Goodreads blurb: Hay-on-Wye, 1995. Peter Byerly isn’t sure what drew him into this particular bookshop. Nine months earlier, the death of his beloved wife, Amanda, had left him shattered. The young antiquarian bookseller relocated from North Carolina to the English countryside, hoping to rediscover the joy he once took in collecting and restoring rare books. But upon opening an eighteenth-century study of Shakespeare forgeries, Peter is shocked when a portrait of Amanda tumbles out of its pages. Of course, it isn’t really her. The watercolor is clearly Victorian. Yet the resemblance is uncanny, and Peter becomes obsessed with learning the picture’s origins.
As he follows the trail back first to the Victorian era and then to Shakespeare’s time, Peter communes with Amanda’s spirit, learns the truth about his own past, and discovers a book that might definitively prove Shakespeare was, indeed, the author of all his plays.
Calling Me Home by Julie Kibler
Goodreads blurb: Eighty-nine-year-old Isabelle McAllister has a favor to ask her hairdresser Dorrie Curtis. It’s a big one. Isabelle wants Dorrie, a black single mom in her thirties, to drop everything to drive her from her home in Arlington, Texas, to a funeral in Cincinnati. With no clear explanation why. Tomorrow.
Dorrie, fleeing problems of her own and curious whether she can unlock the secrets of Isabelle’s guarded past, scarcely hesitates before agreeing, not knowing it will be a journey that changes both their lives.
Over the years, Dorrie and Isabelle have developed more than just a business relationship. They are friends. But Dorrie, fretting over the new man in her life and her teenage son’s irresponsible choices, still wonders why Isabelle chose her.

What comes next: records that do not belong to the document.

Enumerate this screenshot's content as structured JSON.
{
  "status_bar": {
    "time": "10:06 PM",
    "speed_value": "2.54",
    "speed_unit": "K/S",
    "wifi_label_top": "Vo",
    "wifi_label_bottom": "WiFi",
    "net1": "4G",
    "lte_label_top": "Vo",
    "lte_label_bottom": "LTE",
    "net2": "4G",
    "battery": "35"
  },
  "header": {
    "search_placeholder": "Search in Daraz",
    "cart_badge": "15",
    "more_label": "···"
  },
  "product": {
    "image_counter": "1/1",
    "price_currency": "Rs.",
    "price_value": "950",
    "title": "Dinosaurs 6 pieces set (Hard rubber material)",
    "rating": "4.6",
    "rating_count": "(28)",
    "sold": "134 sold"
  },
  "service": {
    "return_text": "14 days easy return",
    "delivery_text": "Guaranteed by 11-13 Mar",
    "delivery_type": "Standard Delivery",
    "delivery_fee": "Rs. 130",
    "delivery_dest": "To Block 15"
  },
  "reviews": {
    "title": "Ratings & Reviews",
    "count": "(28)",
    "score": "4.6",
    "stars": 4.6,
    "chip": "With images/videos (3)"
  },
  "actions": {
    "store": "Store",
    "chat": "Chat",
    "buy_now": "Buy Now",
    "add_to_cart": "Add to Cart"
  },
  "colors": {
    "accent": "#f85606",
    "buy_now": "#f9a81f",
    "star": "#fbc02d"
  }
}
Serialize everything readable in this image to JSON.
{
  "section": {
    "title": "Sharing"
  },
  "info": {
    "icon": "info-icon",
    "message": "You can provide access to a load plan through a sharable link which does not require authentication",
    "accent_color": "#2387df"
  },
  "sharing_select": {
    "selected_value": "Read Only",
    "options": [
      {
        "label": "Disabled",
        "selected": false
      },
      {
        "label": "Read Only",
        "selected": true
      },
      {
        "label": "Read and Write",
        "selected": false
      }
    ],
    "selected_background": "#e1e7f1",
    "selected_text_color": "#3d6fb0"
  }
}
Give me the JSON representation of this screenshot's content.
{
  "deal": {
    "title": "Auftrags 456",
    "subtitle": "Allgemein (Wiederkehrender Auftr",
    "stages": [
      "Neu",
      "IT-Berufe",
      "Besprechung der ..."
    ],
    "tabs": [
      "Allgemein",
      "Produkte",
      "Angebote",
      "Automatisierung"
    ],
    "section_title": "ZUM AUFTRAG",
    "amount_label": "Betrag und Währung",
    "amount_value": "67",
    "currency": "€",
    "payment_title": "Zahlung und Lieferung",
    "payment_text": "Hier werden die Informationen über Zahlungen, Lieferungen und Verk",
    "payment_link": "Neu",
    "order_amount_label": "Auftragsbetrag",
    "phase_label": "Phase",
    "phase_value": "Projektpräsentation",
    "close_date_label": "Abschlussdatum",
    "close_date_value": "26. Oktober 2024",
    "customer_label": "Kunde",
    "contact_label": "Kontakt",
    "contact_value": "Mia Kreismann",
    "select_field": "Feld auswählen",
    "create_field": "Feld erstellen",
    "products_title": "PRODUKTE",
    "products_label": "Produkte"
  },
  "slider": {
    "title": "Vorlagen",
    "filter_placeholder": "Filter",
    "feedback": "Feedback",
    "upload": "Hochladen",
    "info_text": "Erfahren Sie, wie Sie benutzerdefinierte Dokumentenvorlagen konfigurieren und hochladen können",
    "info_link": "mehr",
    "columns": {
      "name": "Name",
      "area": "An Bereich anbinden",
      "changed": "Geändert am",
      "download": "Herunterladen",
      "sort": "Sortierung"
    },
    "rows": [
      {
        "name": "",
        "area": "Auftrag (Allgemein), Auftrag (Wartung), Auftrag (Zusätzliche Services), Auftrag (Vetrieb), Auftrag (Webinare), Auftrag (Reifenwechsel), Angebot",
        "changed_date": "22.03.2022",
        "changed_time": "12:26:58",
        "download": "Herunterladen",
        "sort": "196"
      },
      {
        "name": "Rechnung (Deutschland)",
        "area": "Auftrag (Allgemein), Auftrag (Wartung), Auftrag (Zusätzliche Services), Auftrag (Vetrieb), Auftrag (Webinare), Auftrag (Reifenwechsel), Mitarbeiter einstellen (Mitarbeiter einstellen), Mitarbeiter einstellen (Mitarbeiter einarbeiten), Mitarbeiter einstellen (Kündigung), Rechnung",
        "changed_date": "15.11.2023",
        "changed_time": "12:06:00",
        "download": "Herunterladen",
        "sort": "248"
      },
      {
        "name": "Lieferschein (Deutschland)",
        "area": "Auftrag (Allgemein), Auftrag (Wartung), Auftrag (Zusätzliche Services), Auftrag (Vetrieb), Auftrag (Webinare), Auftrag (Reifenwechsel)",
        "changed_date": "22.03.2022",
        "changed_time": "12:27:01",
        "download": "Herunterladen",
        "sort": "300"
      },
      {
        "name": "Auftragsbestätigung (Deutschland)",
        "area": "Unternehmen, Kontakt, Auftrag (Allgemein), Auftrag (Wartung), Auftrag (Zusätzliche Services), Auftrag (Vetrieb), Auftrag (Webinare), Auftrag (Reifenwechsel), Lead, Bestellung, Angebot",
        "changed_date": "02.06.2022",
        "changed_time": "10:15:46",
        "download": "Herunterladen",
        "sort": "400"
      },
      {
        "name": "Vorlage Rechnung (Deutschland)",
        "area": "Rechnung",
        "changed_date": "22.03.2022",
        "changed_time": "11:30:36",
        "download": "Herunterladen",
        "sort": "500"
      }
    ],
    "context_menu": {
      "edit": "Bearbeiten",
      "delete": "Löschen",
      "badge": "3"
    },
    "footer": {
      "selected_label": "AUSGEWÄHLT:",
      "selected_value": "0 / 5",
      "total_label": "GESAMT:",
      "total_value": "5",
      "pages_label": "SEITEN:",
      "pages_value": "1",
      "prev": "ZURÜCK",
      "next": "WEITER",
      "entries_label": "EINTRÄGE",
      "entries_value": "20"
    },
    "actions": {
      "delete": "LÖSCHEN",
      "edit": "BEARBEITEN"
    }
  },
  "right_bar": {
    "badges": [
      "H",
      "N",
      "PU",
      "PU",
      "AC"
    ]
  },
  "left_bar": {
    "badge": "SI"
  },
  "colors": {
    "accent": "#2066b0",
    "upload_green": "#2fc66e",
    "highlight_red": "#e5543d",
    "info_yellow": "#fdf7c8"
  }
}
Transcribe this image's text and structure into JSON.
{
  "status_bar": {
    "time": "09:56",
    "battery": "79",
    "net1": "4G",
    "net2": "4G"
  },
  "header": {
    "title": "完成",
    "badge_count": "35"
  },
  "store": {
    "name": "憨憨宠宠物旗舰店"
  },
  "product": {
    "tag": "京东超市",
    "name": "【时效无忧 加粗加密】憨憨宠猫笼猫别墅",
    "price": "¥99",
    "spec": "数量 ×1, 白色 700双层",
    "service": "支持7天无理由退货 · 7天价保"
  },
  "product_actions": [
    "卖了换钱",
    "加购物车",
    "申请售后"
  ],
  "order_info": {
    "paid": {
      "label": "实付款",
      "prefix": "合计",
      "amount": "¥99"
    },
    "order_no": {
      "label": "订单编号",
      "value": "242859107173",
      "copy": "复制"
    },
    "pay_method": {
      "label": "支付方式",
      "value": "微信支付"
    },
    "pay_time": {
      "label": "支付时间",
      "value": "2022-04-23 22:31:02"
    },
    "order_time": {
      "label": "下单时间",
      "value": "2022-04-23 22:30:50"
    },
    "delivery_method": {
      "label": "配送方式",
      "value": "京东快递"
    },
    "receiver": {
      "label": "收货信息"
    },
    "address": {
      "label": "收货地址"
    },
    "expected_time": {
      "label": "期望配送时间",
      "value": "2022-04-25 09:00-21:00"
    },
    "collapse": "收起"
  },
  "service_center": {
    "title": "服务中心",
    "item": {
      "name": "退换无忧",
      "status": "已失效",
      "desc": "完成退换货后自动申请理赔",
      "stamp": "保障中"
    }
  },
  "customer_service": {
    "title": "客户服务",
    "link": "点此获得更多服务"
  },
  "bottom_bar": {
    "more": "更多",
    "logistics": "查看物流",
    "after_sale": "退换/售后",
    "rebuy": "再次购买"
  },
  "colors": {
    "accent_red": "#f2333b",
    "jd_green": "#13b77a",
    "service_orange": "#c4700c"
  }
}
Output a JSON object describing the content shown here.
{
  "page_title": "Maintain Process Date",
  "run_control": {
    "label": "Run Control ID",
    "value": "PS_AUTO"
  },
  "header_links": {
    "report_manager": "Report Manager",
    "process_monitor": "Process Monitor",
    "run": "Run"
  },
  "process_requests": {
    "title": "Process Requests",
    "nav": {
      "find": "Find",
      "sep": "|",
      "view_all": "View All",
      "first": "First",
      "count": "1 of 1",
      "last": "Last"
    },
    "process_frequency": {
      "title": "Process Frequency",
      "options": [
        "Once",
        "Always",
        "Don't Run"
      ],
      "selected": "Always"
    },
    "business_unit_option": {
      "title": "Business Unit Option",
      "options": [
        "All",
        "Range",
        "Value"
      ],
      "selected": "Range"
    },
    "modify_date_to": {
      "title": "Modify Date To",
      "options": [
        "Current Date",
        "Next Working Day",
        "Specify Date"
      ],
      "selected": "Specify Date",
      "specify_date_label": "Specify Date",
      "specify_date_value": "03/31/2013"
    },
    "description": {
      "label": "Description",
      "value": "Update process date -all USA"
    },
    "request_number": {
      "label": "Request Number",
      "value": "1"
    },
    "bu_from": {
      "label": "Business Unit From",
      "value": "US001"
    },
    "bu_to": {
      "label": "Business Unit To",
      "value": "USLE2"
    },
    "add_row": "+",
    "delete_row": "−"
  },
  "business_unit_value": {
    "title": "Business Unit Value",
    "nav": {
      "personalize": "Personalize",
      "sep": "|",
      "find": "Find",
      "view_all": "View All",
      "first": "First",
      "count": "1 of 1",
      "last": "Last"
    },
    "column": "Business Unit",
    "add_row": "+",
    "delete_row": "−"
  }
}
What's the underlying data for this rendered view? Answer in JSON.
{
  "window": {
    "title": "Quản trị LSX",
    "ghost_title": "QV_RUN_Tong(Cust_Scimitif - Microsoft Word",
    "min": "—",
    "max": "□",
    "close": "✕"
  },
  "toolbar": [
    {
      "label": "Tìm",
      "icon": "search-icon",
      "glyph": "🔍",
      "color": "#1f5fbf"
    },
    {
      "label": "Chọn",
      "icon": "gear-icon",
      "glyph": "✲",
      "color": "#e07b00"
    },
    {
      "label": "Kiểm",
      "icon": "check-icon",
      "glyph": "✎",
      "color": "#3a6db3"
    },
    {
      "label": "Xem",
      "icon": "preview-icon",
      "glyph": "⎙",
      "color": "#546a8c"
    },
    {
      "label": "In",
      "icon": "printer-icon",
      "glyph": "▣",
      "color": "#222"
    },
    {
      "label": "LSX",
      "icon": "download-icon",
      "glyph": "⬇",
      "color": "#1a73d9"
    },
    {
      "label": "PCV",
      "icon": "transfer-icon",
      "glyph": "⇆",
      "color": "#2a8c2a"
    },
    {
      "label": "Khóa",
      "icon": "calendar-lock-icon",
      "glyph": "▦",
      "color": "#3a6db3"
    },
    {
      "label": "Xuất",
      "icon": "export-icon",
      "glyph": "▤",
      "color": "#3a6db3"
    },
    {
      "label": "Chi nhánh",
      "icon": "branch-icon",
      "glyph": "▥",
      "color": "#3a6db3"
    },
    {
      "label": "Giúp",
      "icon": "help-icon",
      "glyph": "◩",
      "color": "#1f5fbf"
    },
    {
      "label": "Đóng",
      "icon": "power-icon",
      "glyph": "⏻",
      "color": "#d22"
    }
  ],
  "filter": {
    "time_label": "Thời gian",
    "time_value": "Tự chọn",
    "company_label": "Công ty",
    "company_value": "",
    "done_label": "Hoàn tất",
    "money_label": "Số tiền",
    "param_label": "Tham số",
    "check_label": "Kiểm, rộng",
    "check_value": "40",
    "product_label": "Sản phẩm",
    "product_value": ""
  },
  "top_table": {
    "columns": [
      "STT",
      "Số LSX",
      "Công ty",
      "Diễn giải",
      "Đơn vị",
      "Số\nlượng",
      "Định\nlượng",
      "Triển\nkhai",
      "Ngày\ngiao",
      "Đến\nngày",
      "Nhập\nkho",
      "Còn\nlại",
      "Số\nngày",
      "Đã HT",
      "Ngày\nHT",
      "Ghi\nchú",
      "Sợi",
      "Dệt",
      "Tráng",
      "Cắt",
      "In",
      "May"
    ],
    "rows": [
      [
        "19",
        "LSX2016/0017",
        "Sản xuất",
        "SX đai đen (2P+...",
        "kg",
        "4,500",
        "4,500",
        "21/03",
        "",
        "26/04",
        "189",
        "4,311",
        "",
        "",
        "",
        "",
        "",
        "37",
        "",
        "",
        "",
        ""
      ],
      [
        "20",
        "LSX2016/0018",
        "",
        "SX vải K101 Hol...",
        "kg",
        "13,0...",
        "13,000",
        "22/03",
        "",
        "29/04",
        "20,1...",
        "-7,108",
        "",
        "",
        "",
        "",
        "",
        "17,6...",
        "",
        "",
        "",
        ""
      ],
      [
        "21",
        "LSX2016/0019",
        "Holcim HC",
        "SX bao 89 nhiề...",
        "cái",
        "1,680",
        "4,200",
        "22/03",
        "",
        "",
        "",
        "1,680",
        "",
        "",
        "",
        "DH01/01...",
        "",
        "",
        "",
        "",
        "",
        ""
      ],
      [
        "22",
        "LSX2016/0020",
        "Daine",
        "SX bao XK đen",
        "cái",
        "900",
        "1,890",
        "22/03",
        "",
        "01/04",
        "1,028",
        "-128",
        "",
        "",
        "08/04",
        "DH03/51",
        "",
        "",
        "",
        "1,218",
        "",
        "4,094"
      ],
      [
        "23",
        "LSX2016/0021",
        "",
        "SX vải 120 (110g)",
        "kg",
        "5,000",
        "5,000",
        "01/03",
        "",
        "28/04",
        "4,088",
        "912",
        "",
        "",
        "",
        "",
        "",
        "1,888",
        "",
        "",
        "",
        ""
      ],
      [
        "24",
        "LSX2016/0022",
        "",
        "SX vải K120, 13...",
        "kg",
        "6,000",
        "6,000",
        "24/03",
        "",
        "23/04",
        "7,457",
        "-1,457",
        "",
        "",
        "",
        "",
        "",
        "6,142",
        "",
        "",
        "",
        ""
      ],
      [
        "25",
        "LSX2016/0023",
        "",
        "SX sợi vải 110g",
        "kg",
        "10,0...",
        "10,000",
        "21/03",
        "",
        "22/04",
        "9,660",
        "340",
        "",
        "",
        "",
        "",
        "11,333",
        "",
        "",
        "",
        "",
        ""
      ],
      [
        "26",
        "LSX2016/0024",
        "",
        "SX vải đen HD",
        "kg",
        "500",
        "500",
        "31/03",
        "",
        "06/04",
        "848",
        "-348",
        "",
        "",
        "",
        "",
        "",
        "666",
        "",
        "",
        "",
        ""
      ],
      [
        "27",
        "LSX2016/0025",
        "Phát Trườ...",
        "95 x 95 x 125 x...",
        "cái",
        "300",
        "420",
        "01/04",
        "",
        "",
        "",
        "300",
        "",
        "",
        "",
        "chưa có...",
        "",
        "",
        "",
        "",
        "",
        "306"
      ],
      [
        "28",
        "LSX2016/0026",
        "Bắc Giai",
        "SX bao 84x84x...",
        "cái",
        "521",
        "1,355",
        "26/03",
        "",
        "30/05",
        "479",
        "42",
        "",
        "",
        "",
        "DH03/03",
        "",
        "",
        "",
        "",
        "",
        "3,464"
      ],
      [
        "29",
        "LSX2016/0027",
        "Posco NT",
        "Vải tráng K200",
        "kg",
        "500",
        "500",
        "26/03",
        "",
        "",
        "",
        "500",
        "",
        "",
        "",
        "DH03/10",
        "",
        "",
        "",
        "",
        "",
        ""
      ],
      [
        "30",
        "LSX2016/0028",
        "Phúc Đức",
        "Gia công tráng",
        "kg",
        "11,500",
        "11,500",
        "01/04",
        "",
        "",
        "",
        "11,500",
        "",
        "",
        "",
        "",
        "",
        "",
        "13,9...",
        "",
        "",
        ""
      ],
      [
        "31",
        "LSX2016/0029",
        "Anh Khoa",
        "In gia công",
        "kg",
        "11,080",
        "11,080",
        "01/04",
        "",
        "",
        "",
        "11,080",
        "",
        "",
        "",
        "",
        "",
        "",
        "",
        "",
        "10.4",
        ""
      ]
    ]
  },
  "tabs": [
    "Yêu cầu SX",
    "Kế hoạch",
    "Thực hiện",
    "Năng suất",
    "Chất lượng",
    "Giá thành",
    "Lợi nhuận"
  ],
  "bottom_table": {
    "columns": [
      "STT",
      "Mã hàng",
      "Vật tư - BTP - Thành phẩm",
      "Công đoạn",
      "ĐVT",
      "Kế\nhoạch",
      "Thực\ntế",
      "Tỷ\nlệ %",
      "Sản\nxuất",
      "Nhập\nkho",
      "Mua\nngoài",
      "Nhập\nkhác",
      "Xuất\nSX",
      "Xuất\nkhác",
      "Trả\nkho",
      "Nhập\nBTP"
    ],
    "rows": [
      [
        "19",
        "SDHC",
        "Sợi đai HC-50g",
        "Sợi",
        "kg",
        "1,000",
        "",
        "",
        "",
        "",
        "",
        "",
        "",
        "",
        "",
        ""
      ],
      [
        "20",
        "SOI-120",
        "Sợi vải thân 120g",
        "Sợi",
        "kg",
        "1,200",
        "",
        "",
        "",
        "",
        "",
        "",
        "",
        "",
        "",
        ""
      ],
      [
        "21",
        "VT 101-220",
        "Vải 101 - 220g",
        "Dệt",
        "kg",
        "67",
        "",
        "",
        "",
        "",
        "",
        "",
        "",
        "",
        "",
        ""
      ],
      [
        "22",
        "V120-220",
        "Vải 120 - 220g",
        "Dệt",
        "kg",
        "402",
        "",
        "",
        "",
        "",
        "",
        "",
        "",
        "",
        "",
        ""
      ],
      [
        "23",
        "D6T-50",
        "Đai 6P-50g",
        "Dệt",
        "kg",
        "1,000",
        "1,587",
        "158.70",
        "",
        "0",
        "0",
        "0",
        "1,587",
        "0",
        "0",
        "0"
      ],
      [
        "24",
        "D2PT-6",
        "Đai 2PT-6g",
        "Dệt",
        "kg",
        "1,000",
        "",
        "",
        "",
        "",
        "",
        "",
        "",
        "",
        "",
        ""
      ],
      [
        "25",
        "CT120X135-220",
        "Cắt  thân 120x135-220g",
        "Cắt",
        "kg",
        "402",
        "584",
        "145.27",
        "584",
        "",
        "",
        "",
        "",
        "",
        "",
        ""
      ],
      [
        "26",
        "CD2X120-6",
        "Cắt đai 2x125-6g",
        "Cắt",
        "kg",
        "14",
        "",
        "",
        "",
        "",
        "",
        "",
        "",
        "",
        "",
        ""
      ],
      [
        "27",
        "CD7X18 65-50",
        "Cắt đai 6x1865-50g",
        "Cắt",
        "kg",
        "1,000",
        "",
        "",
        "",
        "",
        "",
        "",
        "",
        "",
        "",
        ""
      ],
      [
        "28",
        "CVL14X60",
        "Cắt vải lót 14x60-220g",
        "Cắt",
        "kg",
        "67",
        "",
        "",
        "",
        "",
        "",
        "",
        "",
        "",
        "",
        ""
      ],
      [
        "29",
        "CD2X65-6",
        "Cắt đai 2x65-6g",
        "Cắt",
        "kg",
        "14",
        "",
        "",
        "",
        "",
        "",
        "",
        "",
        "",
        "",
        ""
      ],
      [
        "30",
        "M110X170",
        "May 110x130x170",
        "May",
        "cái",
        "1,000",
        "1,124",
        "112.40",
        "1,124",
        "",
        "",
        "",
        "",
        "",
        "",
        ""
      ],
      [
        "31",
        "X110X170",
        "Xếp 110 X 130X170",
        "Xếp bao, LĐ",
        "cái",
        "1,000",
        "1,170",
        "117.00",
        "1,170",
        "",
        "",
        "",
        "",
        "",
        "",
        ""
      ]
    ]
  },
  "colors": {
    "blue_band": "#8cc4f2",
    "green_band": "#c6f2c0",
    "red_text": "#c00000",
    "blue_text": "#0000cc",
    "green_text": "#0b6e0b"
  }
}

Isabelle confesses that, as a willful teen in 1930s Kentucky, she fell deeply in love with Robert Prewitt, a would-be doctor and the black son of her family’s housekeeper—in a town where blacks weren’t allowed after dark. The tale of their forbidden relationship and its tragic consequences makes it clear Dorrie and Isabelle are headed for a gathering of the utmost importance and that the history of Isabelle’s first and greatest love just might help Dorrie find her own way.
The Chrysalis by Heather Terrell
Goodreads blurb: Haarlem, Holland, seventeenth-century: The city’s chief magistrate commissions a family portrait from Dutch master painter Johannes Miereveld. But when the artist sees the magistrate’s daughter, Amalia, an illicit love affair begins. Miereveld creates a captivating masterpiece, The Chrysalis–a stunning portrait of the Virgin Mary, full of Catholic symbols, that outrages his Protestant patron and signals the death of his career.
New York, present day: Mara Coyne is one high-profile case away from making partner at her powerful Manhattan law firm, and now the client that is sure to seal the deal has fallen into her lap. The prestigious Beazley’s auction house is about to sell a lost masterwork, The Chrysalis, in an auction that is destined to become legendary. Standing in the way, however, is the shocking accusation that the painting belongs not to Beazley’s client but to Hilda Baum, the daughter of a Dutch collector who lost his paintings–and his life–to the Nazis.
The case brings an unexpected surprise when Mara discovers that Beazley’s in-house attorney is Michael Roarke, a man for whom she once had an intense attraction. But the same skills that make her a brilliant litigator also make Mara suspicious, and she begins to believe that Hilda’s tragic family story might be more than just heartbreaking–it might be true. And the man she’s come to love might not be who she thought he was at all.